For a reason that has since escaped me, I felt it necessary to drive back to Sacred Heart later that evening with my fourth-grade daughter to fetch her bike. We passed Hubbard Woods School on the way home, slowing down to process the surreal scene of that small brick building surrounded by police tape and satellite trucks, with the lights of the reporters’ live shots flooding the sleepy neighborhood at twilight. I saw some of my NBC friends and rolled down my window to talk. There wasn’t much to say. We shook our heads in disbelief, and I drove on.
The days and months that followed were agonizing for those closest to the incident and a stupefying blur for the rest of us. Our once-buoyant little hamlet felt broken. Residents were dazed, withdrawn. Our young kids, part of maybe the last untethered generation, retreated to the safety of home.

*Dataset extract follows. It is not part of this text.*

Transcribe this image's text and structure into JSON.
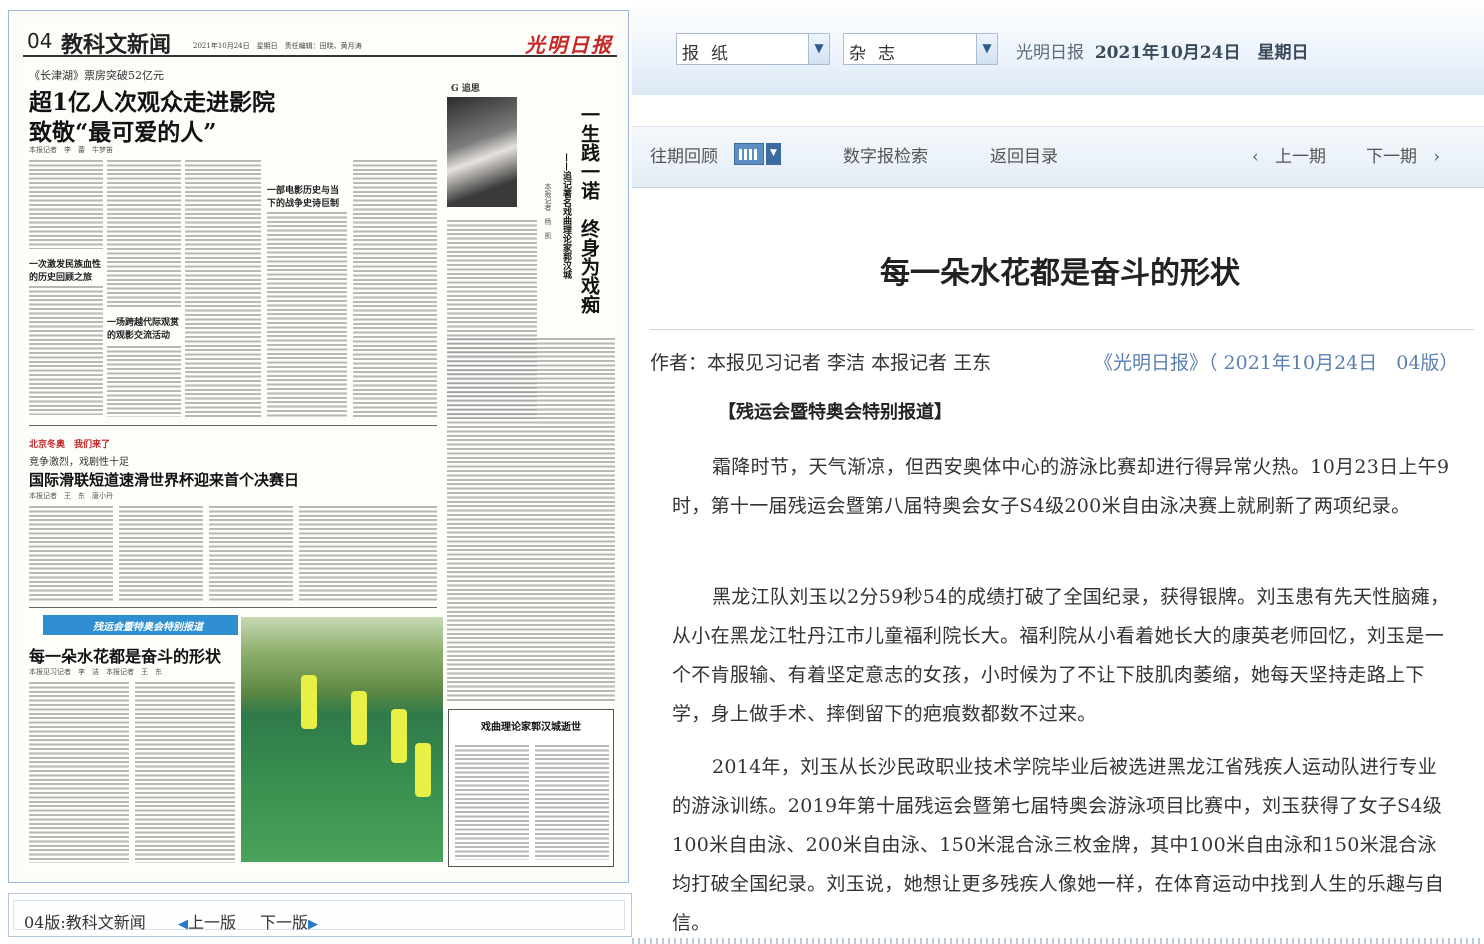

Our schools put locks on doors as we began eyeing a new reality. The following summer was subdued and strange.
Winnetka endured an alien invasion of fear, and with fear comes mistrust. When we lose trust, community breaks down, and that wound isn’t quick to heal. My youngest son, who was a preschooler then, says that the Laurie Dann shooting was his first vivid memory. Think about that: a 4-year-old whose most significant life event is seeing grownups scared and learning that he could be murdered at school. That’s a brutal thing for a child, to have a major turning point based on terror, to learn so young that trust is a commodity. And what about the children in that classroom? The ones who were shot? The families, especially that of the boy who died? It’s unthinkable that second graders had to experience this, that anyone did.
Now, unfortunately, it’s not so unthinkable. What felt like a freakish anomaly in 1988 is now horrifyingly commonplace. We aren’t surprised when it happens; instead, we wring our hands and wait for the news to break again, that it’s creeping ever closer to our little town, our little school, our little kids. The more we fear it, the more we fear one another. And the moment we stop trusting, we know we’ve been broken.